The different student groups are identified by the Alabama Department of Education. If there are fewer than 10 students in a particular group, the state doesn't report data for that group.

Source: Alabama Department of Education

Breaking down the GreatSchools Rating

GreatSchools Ratings for this school are based on 2012-2013 test results. Use the breakdown ratings below to compare types of students at this school. Learn more »


Student ethnicity

Ethnicity This school State average
White 63% 58%
Black 25% 34%
Asian or Asian/Pacific Islander 8% 1%
Hispanic 2% 5%
Two or more races 1% 1%
American Indian/Alaska Native 0% 1%
Hawaiian Native/Pacific Islander 0% 0%
Source: NCES, 2011-2012

Student subgroups

  This school District averageState average
Students eligible for free or reduced-price lunch program 20%N/A56%
Source: NCES, 2011-2012

Oops! We currently do not have any teacher information for this school. We rely on the state Department of Education, the National Center for Education Statistics (NCES), and in some cases school administrators such as registrars and principals for this data.

What makes a great teacher? Study after study shows the single most important factor determining the quality of the education a child receives is the quality of his teacher. Here are some characteristics to look for »

Let your school shine!

School leaders: Help your school shine on GreatSchools
by verifying community responses, adding program highlights
and more! Get started »

School basics

School start time
  • 7:40 am
School end time
  • 2:40 pm
School Leader's name
  • Dr. Georgina Pipes Nelson
Fax number
  • (256) 772-6580

Resources

Extra learning resources offered
  • Title I Targeted Assistance program (TAS)
School leaders can update this information here.

Upcoming Events

No upcoming events found for this school
Searching for school events...
Date
Title
  • {{date}}
    {{title}}
Export calendar
Outlook.com
Microsoft Outlook
iCal Format
Google Calendar
Print Calendar
Uploading, please wait...
POWERED BY
Tandem

Apply

 

TIP: Don't forget to ask about documents required for enrollment, such as your child's birth certificate, proof of address, or a record of immunizations.

 
Apply now
Notice an inaccuracy? Let us know!

11775 County Line Rd
Madison, AL 35758
Website: Click here
Phone: (256) 772-2075

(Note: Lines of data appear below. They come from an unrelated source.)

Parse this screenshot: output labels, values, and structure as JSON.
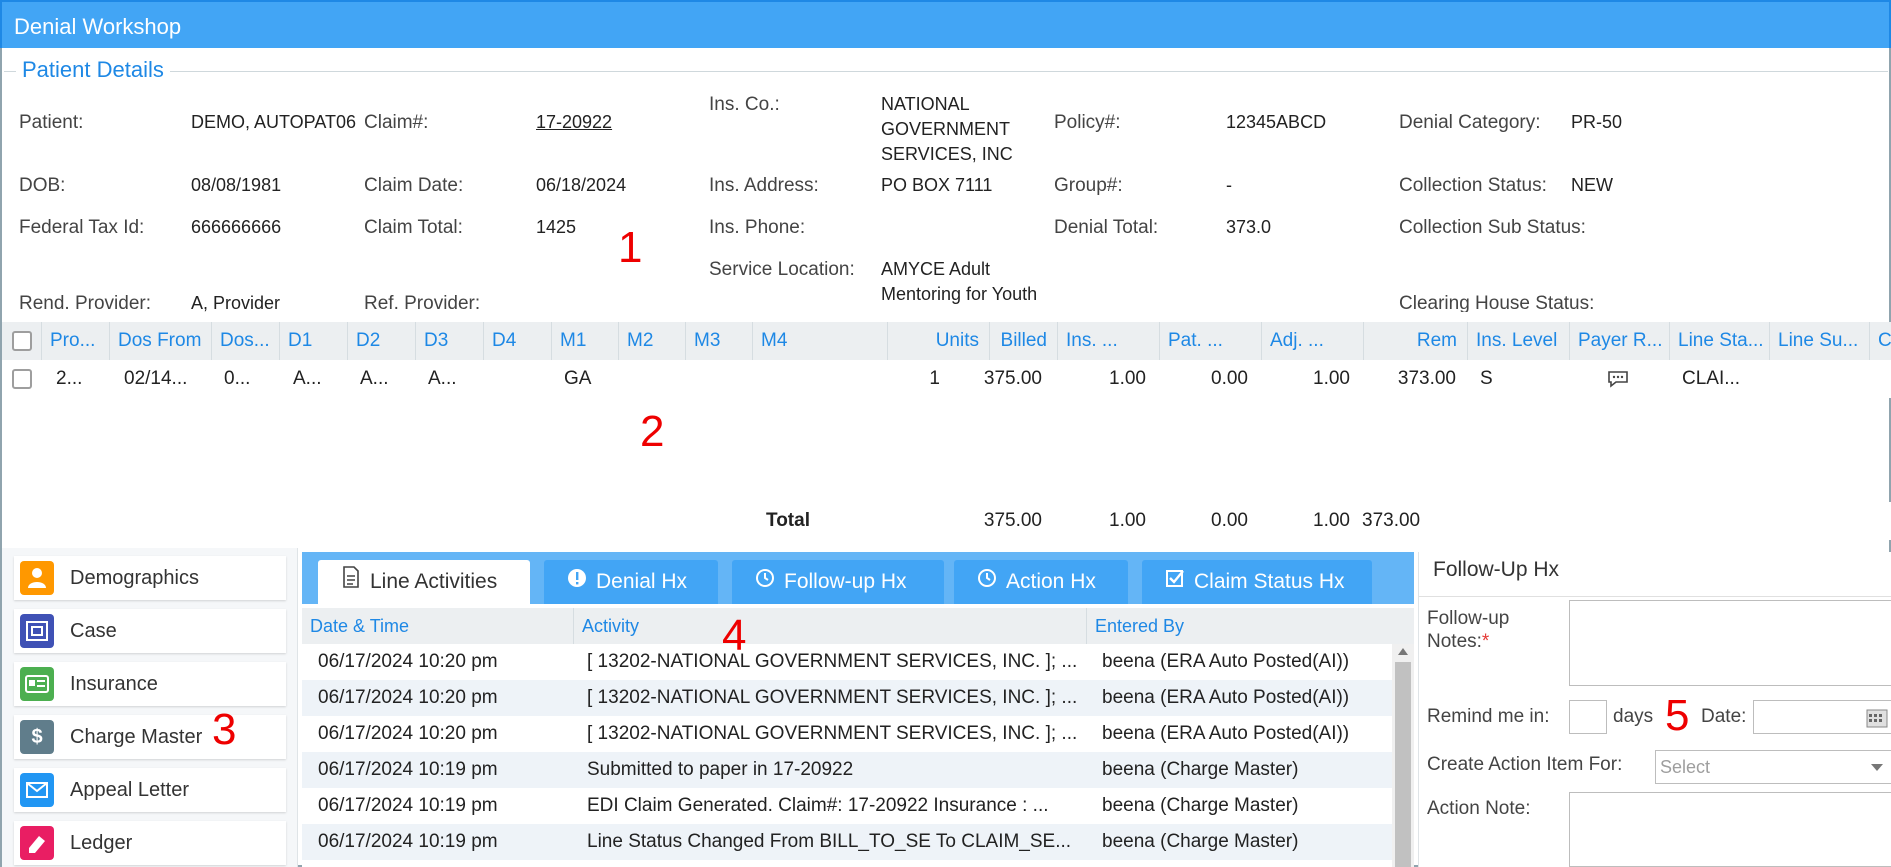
{
  "window": {
    "title": "Denial Workshop"
  },
  "patient_details": {
    "legend": "Patient Details",
    "fields": {
      "patient": {
        "label": "Patient:",
        "value": "DEMO, AUTOPAT06"
      },
      "claim_no": {
        "label": "Claim#:",
        "value": "17-20922"
      },
      "ins_co": {
        "label": "Ins. Co.:",
        "value_lines": [
          "NATIONAL",
          "GOVERNMENT",
          "SERVICES, INC"
        ]
      },
      "policy_no": {
        "label": "Policy#:",
        "value": "12345ABCD"
      },
      "denial_category": {
        "label": "Denial Category:",
        "value": "PR-50"
      },
      "dob": {
        "label": "DOB:",
        "value": "08/08/1981"
      },
      "claim_date": {
        "label": "Claim Date:",
        "value": "06/18/2024"
      },
      "ins_address": {
        "label": "Ins. Address:",
        "value": "PO BOX 7111"
      },
      "group_no": {
        "label": "Group#:",
        "value": "-"
      },
      "collection_status": {
        "label": "Collection Status:",
        "value": "NEW"
      },
      "federal_tax_id": {
        "label": "Federal Tax Id:",
        "value": "666666666"
      },
      "claim_total": {
        "label": "Claim Total:",
        "value": "1425"
      },
      "ins_phone": {
        "label": "Ins. Phone:",
        "value": ""
      },
      "denial_total": {
        "label": "Denial Total:",
        "value": "373.0"
      },
      "collection_sub_status": {
        "label": "Collection Sub Status:",
        "value": ""
      },
      "service_location": {
        "label": "Service Location:",
        "value_lines": [
          "AMYCE Adult",
          "Mentoring for Youth"
        ]
      },
      "rend_provider": {
        "label": "Rend. Provider:",
        "value": "A, Provider"
      },
      "ref_provider": {
        "label": "Ref. Provider:",
        "value": ""
      },
      "clearing_house_status": {
        "label": "Clearing House Status:",
        "value": ""
      }
    }
  },
  "markers": [
    "1",
    "2",
    "3",
    "4",
    "5"
  ],
  "line_grid": {
    "columns": [
      "Pro...",
      "Dos From",
      "Dos...",
      "D1",
      "D2",
      "D3",
      "D4",
      "M1",
      "M2",
      "M3",
      "M4",
      "Units",
      "Billed",
      "Ins. ...",
      "Pat. ...",
      "Adj. ...",
      "Rem",
      "Ins. Level",
      "Payer R...",
      "Line Sta...",
      "Line Su...",
      "C..."
    ],
    "rows": [
      {
        "pro": "2...",
        "dos_from": "02/14...",
        "dos_to": "0...",
        "d1": "A...",
        "d2": "A...",
        "d3": "A...",
        "d4": "",
        "m1": "GA",
        "m2": "",
        "m3": "",
        "m4": "",
        "units": "1",
        "billed": "375.00",
        "ins": "1.00",
        "pat": "0.00",
        "adj": "1.00",
        "rem": "373.00",
        "ins_level": "S",
        "payer_remark_icon": "speech-bubble-icon",
        "line_status": "CLAI...",
        "line_sub": ""
      }
    ],
    "totals": {
      "label": "Total",
      "billed": "375.00",
      "ins": "1.00",
      "pat": "0.00",
      "adj": "1.00",
      "rem": "373.00"
    }
  },
  "left_nav": {
    "items": [
      {
        "label": "Demographics",
        "icon": "person-icon",
        "color": "#ff9800"
      },
      {
        "label": "Case",
        "icon": "case-icon",
        "color": "#3f51b5"
      },
      {
        "label": "Insurance",
        "icon": "id-card-icon",
        "color": "#4caf50"
      },
      {
        "label": "Charge Master",
        "icon": "dollar-icon",
        "color": "#607d8b"
      },
      {
        "label": "Appeal Letter",
        "icon": "envelope-icon",
        "color": "#2196f3"
      },
      {
        "label": "Ledger",
        "icon": "eraser-icon",
        "color": "#e91e63"
      }
    ]
  },
  "tabs": [
    {
      "label": "Line Activities",
      "icon": "document-icon",
      "active": true
    },
    {
      "label": "Denial Hx",
      "icon": "exclamation-icon",
      "active": false
    },
    {
      "label": "Follow-up Hx",
      "icon": "clock-icon",
      "active": false
    },
    {
      "label": "Action Hx",
      "icon": "clock-icon",
      "active": false
    },
    {
      "label": "Claim Status Hx",
      "icon": "checkbox-icon",
      "active": false
    }
  ],
  "activities": {
    "columns": [
      "Date & Time",
      "Activity",
      "Entered By"
    ],
    "rows": [
      {
        "datetime": "06/17/2024 10:20 pm",
        "activity": "[ 13202-NATIONAL GOVERNMENT SERVICES, INC. ]; ...",
        "entered_by": "beena (ERA Auto Posted(AI))"
      },
      {
        "datetime": "06/17/2024 10:20 pm",
        "activity": "[ 13202-NATIONAL GOVERNMENT SERVICES, INC. ]; ...",
        "entered_by": "beena (ERA Auto Posted(AI))"
      },
      {
        "datetime": "06/17/2024 10:20 pm",
        "activity": "[ 13202-NATIONAL GOVERNMENT SERVICES, INC. ]; ...",
        "entered_by": "beena (ERA Auto Posted(AI))"
      },
      {
        "datetime": "06/17/2024 10:19 pm",
        "activity": "Submitted to paper in 17-20922",
        "entered_by": "beena (Charge Master)"
      },
      {
        "datetime": "06/17/2024 10:19 pm",
        "activity": "EDI Claim Generated. Claim#: 17-20922 Insurance : ...",
        "entered_by": "beena (Charge Master)"
      },
      {
        "datetime": "06/17/2024 10:19 pm",
        "activity": "Line Status Changed From BILL_TO_SE To CLAIM_SE...",
        "entered_by": "beena (Charge Master)"
      }
    ]
  },
  "followup": {
    "title": "Follow-Up Hx",
    "notes_label_1": "Follow-up",
    "notes_label_2": "Notes:",
    "required_mark": "*",
    "remind_label": "Remind me in:",
    "days_label": "days",
    "date_label": "Date:",
    "action_item_label": "Create Action Item For:",
    "action_item_value": "Select",
    "action_note_label": "Action Note:"
  }
}
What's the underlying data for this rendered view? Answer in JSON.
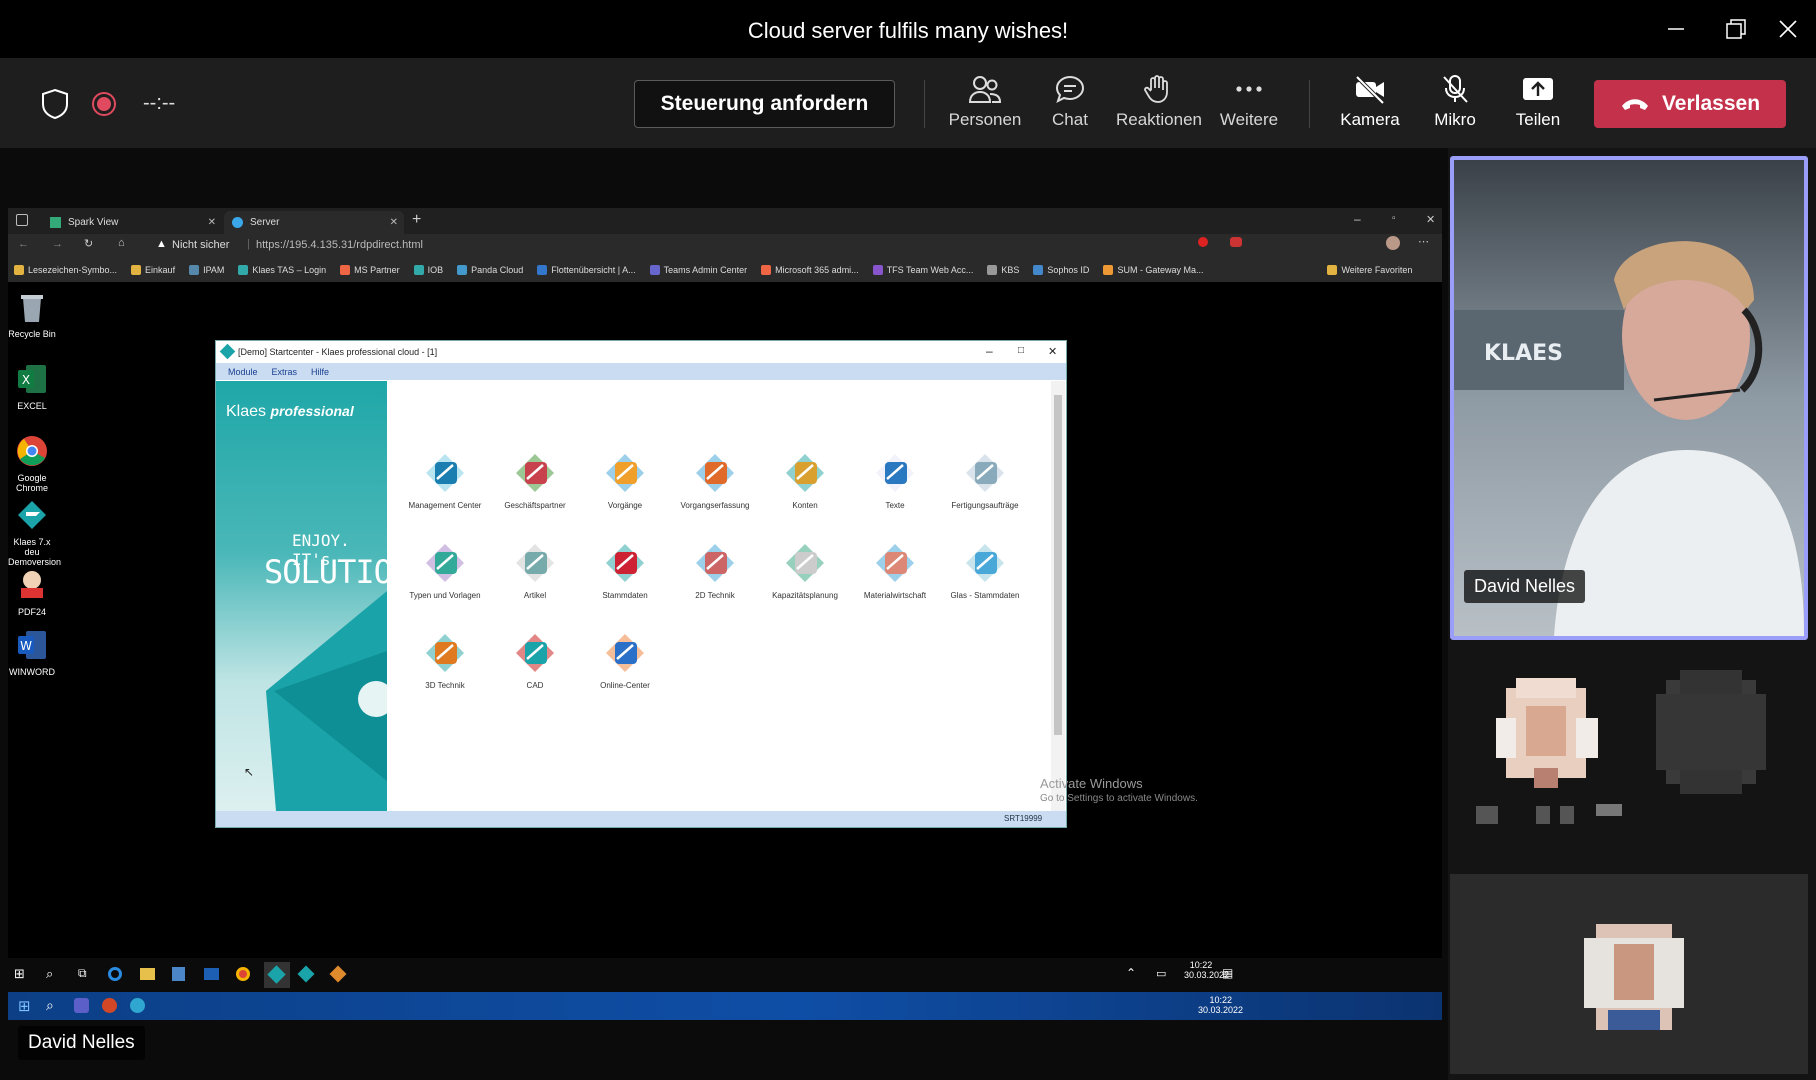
{
  "window": {
    "title": "Cloud server fulfils many wishes!"
  },
  "toolbar": {
    "timer": "--:--",
    "request_control": "Steuerung anfordern",
    "people": "Personen",
    "chat": "Chat",
    "reactions": "Reaktionen",
    "more": "Weitere",
    "camera": "Kamera",
    "mic": "Mikro",
    "share": "Teilen",
    "leave": "Verlassen"
  },
  "browser": {
    "tabs": [
      {
        "label": "Spark View"
      },
      {
        "label": "Server"
      }
    ],
    "security": "Nicht sicher",
    "url": "https://195.4.135.31/rdpdirect.html",
    "favorites": [
      "Lesezeichen-Symbo...",
      "Einkauf",
      "IPAM",
      "Klaes TAS – Login",
      "MS Partner",
      "IOB",
      "Panda Cloud",
      "Flottenübersicht | A...",
      "Teams Admin Center",
      "Microsoft 365 admi...",
      "TFS Team Web Acc...",
      "KBS",
      "Sophos ID",
      "SUM - Gateway Ma..."
    ],
    "more_favorites": "Weitere Favoriten"
  },
  "desktop": {
    "icons": [
      {
        "label": "Recycle Bin"
      },
      {
        "label": "EXCEL"
      },
      {
        "label": "Google Chrome"
      },
      {
        "label": "Klaes 7.x deu Demoversion"
      },
      {
        "label": "PDF24"
      },
      {
        "label": "WINWORD"
      }
    ],
    "watermark_title": "Activate Windows",
    "watermark_sub": "Go to Settings to activate Windows."
  },
  "klaes": {
    "title": "[Demo] Startcenter - Klaes professional cloud - [1]",
    "menu": [
      "Module",
      "Extras",
      "Hilfe"
    ],
    "brand1": "Klaes",
    "brand2": "professional",
    "slogan1": "ENJOY. IT's",
    "slogan2": "SOLUTION",
    "modules": [
      "Management Center",
      "Geschäftspartner",
      "Vorgänge",
      "Vorgangserfassung",
      "Konten",
      "Texte",
      "Fertigungsaufträge",
      "Typen und Vorlagen",
      "Artikel",
      "Stammdaten",
      "2D Technik",
      "Kapazitätsplanung",
      "Materialwirtschaft",
      "Glas - Stammdaten",
      "3D Technik",
      "CAD",
      "Online-Center"
    ],
    "status": "SRT19999"
  },
  "taskbar_remote": {
    "time": "10:22",
    "date": "30.03.2022"
  },
  "taskbar_local": {
    "time": "10:22",
    "date": "30.03.2022"
  },
  "participants": {
    "speaker": "David Nelles",
    "presenter_label": "David Nelles"
  },
  "colors": {
    "leave": "#c4314b",
    "speaker_border": "#9b9ef8",
    "toolbar": "#1e1e1e"
  }
}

ADVERTISEMENT
ADVERTISEMENT

Compare this school
to nearby schools

Compare schools »

Compare

Add this school to compare

Nearby schools







ADVERTISEMENT
ADVERTISEMENT